■ **What is needed**
Output each entry verbatim and exclude every picture from it.

■ **Records to use**
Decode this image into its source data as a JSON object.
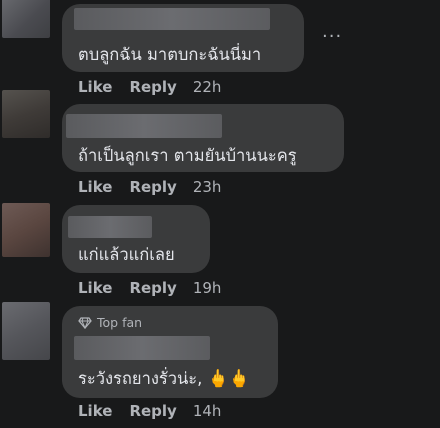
{
  "comments": [
    {
      "text": "ตบลูกฉัน มาตบกะฉันนี่มา",
      "actions": {
        "like": "Like",
        "reply": "Reply",
        "time": "22h"
      }
    },
    {
      "text": "ถ้าเป็นลูกเรา ตามยันบ้านนะครู",
      "actions": {
        "like": "Like",
        "reply": "Reply",
        "time": "23h"
      }
    },
    {
      "text": "แก่แล้วแก่เลย",
      "actions": {
        "like": "Like",
        "reply": "Reply",
        "time": "19h"
      }
    },
    {
      "badge": "Top fan",
      "text": "ระวังรถยางรั่วน่ะ,",
      "emoji": "🖕🖕",
      "actions": {
        "like": "Like",
        "reply": "Reply",
        "time": "14h"
      }
    }
  ],
  "more_label": "···",
  "colors": {
    "background": "#18191a",
    "bubble": "#3a3b3c",
    "text": "#e4e6eb",
    "secondary": "#b0b3b8"
  },
  "icons": {
    "more": "more-options-icon",
    "badge": "diamond-icon"
  }
}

■ **Expected output**
Decode this image into its source data as a JSON object.
{
  "comments": [
    {
      "text": "ตบลูกฉัน มาตบกะฉันนี่มา",
      "actions": {
        "like": "Like",
        "reply": "Reply",
        "time": "22h"
      }
    },
    {
      "text": "ถ้าเป็นลูกเรา ตามยันบ้านนะครู",
      "actions": {
        "like": "Like",
        "reply": "Reply",
        "time": "23h"
      }
    },
    {
      "text": "แก่แล้วแก่เลย",
      "actions": {
        "like": "Like",
        "reply": "Reply",
        "time": "19h"
      }
    },
    {
      "badge": "Top fan",
      "text": "ระวังรถยางรั่วน่ะ,",
      "emoji": "🖕🖕",
      "actions": {
        "like": "Like",
        "reply": "Reply",
        "time": "14h"
      }
    }
  ],
  "more_label": "···",
  "colors": {
    "background": "#18191a",
    "bubble": "#3a3b3c",
    "text": "#e4e6eb",
    "secondary": "#b0b3b8"
  },
  "icons": {
    "more": "more-options-icon",
    "badge": "diamond-icon"
  }
}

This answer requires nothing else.